How do I grow as a result of the Jewish calendrical cycle?
1 Unit(s), 15 Resource(s),
Purim: Customs and Values
Unit on values related to Purim and how they relate to the customs of this holiday
Hidden and Revealed: Central Motifs of Purim
This resource deals with the motifs of things that are hidden and those that are visible in Megillat Esther (The Scroll of Esther) and how these motifs are expressed on Purim through costumes and masks.
The Four “Memim”: Purim Customs and Traditions
This resource deals with the four main customs on Purim – mishteh (a feast), mikra megillah (reading Megillat Esther), matanot l’evyonim (gifts to the poor) and mishloach manot (gifts to friends) – and the values of mutual responsibility reflected in them.
The Sukkah – Permanence and Temporariness
On the holiday of Sukkot, we turn the sukkah, a temporary structure, into our permanent home for the duration of a week. This resource discusses the experience of permanence and ephemerality on the holiday of Sukkot and in our daily lives.
Light in Art: Monet – The Painter of Light
Light influences and determines the way we see the world, particularly in terms of colors. This is evident in the art of the Impressionist school, including the works of the painter Claude Monet. We will examine how this perspective is connected to various ideas in Jewish tradition.

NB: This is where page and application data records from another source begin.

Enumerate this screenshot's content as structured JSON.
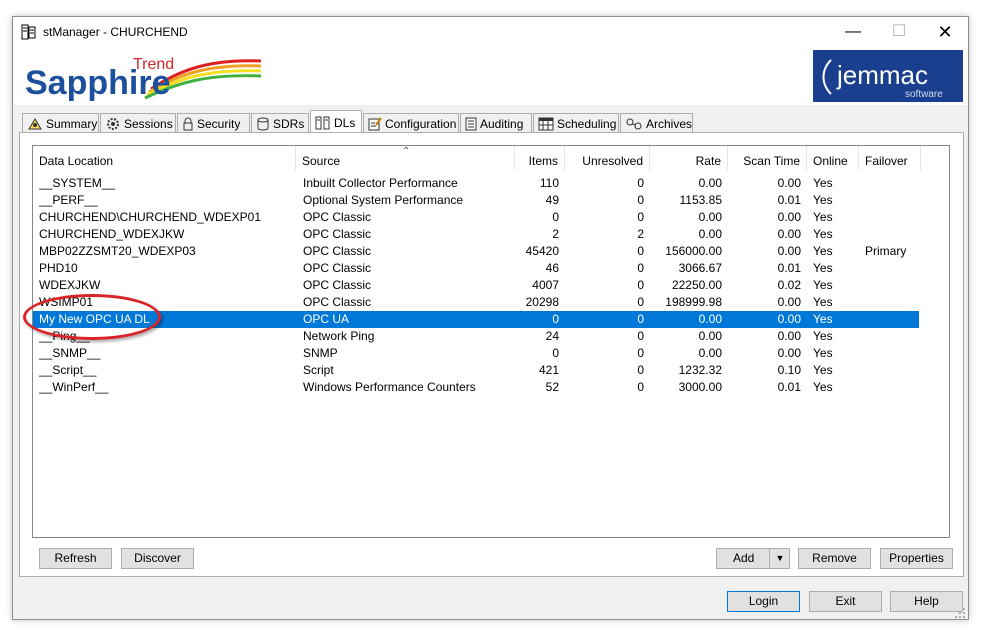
{
  "window": {
    "title": "stManager - CHURCHEND"
  },
  "logos": {
    "sapphire_main": "Sapphire",
    "sapphire_sup": "Trend",
    "jemmac_main": "jemmac",
    "jemmac_sub": "software"
  },
  "tabs": [
    {
      "label": "Summary",
      "icon": "summary-icon",
      "active": false
    },
    {
      "label": "Sessions",
      "icon": "gear-icon",
      "active": false
    },
    {
      "label": "Security",
      "icon": "lock-icon",
      "active": false
    },
    {
      "label": "SDRs",
      "icon": "database-icon",
      "active": false
    },
    {
      "label": "DLs",
      "icon": "datalocation-icon",
      "active": true
    },
    {
      "label": "Configuration",
      "icon": "configuration-icon",
      "active": false
    },
    {
      "label": "Auditing",
      "icon": "document-icon",
      "active": false
    },
    {
      "label": "Scheduling",
      "icon": "calendar-icon",
      "active": false
    },
    {
      "label": "Archives",
      "icon": "archive-icon",
      "active": false
    }
  ],
  "columns": [
    {
      "key": "location",
      "label": "Data Location",
      "align": "left"
    },
    {
      "key": "source",
      "label": "Source",
      "align": "left"
    },
    {
      "key": "items",
      "label": "Items",
      "align": "right"
    },
    {
      "key": "unresolved",
      "label": "Unresolved",
      "align": "right"
    },
    {
      "key": "rate",
      "label": "Rate",
      "align": "right"
    },
    {
      "key": "scan",
      "label": "Scan Time",
      "align": "right"
    },
    {
      "key": "online",
      "label": "Online",
      "align": "left"
    },
    {
      "key": "failover",
      "label": "Failover",
      "align": "left"
    }
  ],
  "rows": [
    {
      "location": "__SYSTEM__",
      "source": "Inbuilt Collector Performance",
      "items": "110",
      "unresolved": "0",
      "rate": "0.00",
      "scan": "0.00",
      "online": "Yes",
      "failover": ""
    },
    {
      "location": "__PERF__",
      "source": "Optional System Performance",
      "items": "49",
      "unresolved": "0",
      "rate": "1153.85",
      "scan": "0.01",
      "online": "Yes",
      "failover": ""
    },
    {
      "location": "CHURCHEND\\CHURCHEND_WDEXP01",
      "source": "OPC Classic",
      "items": "0",
      "unresolved": "0",
      "rate": "0.00",
      "scan": "0.00",
      "online": "Yes",
      "failover": ""
    },
    {
      "location": "CHURCHEND_WDEXJKW",
      "source": "OPC Classic",
      "items": "2",
      "unresolved": "2",
      "rate": "0.00",
      "scan": "0.00",
      "online": "Yes",
      "failover": ""
    },
    {
      "location": "MBP02ZZSMT20_WDEXP03",
      "source": "OPC Classic",
      "items": "45420",
      "unresolved": "0",
      "rate": "156000.00",
      "scan": "0.00",
      "online": "Yes",
      "failover": "Primary"
    },
    {
      "location": "PHD10",
      "source": "OPC Classic",
      "items": "46",
      "unresolved": "0",
      "rate": "3066.67",
      "scan": "0.01",
      "online": "Yes",
      "failover": ""
    },
    {
      "location": "WDEXJKW",
      "source": "OPC Classic",
      "items": "4007",
      "unresolved": "0",
      "rate": "22250.00",
      "scan": "0.02",
      "online": "Yes",
      "failover": ""
    },
    {
      "location": "WSIMP01",
      "source": "OPC Classic",
      "items": "20298",
      "unresolved": "0",
      "rate": "198999.98",
      "scan": "0.00",
      "online": "Yes",
      "failover": ""
    },
    {
      "location": "My New OPC UA DL",
      "source": "OPC UA",
      "items": "0",
      "unresolved": "0",
      "rate": "0.00",
      "scan": "0.00",
      "online": "Yes",
      "failover": "",
      "selected": true
    },
    {
      "location": "__Ping__",
      "source": "Network Ping",
      "items": "24",
      "unresolved": "0",
      "rate": "0.00",
      "scan": "0.00",
      "online": "Yes",
      "failover": ""
    },
    {
      "location": "__SNMP__",
      "source": "SNMP",
      "items": "0",
      "unresolved": "0",
      "rate": "0.00",
      "scan": "0.00",
      "online": "Yes",
      "failover": ""
    },
    {
      "location": "__Script__",
      "source": "Script",
      "items": "421",
      "unresolved": "0",
      "rate": "1232.32",
      "scan": "0.10",
      "online": "Yes",
      "failover": ""
    },
    {
      "location": "__WinPerf__",
      "source": "Windows Performance Counters",
      "items": "52",
      "unresolved": "0",
      "rate": "3000.00",
      "scan": "0.01",
      "online": "Yes",
      "failover": ""
    }
  ],
  "panel_buttons": {
    "refresh": "Refresh",
    "discover": "Discover",
    "add": "Add",
    "remove": "Remove",
    "properties": "Properties"
  },
  "footer_buttons": {
    "login": "Login",
    "exit": "Exit",
    "help": "Help"
  },
  "colors": {
    "selection": "#0078d7",
    "highlight_oval": "#d9252a",
    "sapphire_blue": "#1c4f9c",
    "jemmac_blue": "#1b3f8f"
  }
}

Light – A Symbol of Good
This unit discusses light as a symbol of good in the context of the Chanukah story.
Shabbat – Time To Contemplate Anew
Shabbat offers an opportunity to rest from the hectic pace of the week and to take a fresh look at our lives. We will study a text by Rabbi Mordecai Kaplan regarding this aspect of Shabbat.
The First Shabbat
On the seventh day, God rested from the work of Creation.
The seventh day of Creation was designated as a day of rest — Shabbat. From the description of Shabbat in the Creation story, we will learn about how God rested and we will explore how we rest from our weekday routines.
How Do We Say Sorry?
The poem describes a situation in which it is hard to say “I’m sorry”, and raises the question whether one needs to be explicit in saying sorry.
Maimonides’ words deal with the command to forgive a person who has asked for forgiveness.
We will learn the Viduy prayer, in which we confess to our sins using the plural – together with Am Yisrael.
Asking for Forgiveness
A selection from the Mishnah which teaches the importance of asking forgiveness before Yom Kippur
The Thinker/ Rodin
Rodin’s famous sculpture depicts a person deep in thought. We connect between the sculpture and the process of cheshbon nefesh.
I Walk Down the Street
Portia Nelson’s poem encourages us to think about the things we do automatically, and which we should change and improve, in order to prevent repeating mistakes.
Tashlich – An External Act Symbolizing an Internal Process
On the custom of Tashlich carried out on Rosh Hashana, in which we symbolically cast off our negative behaviors and actions.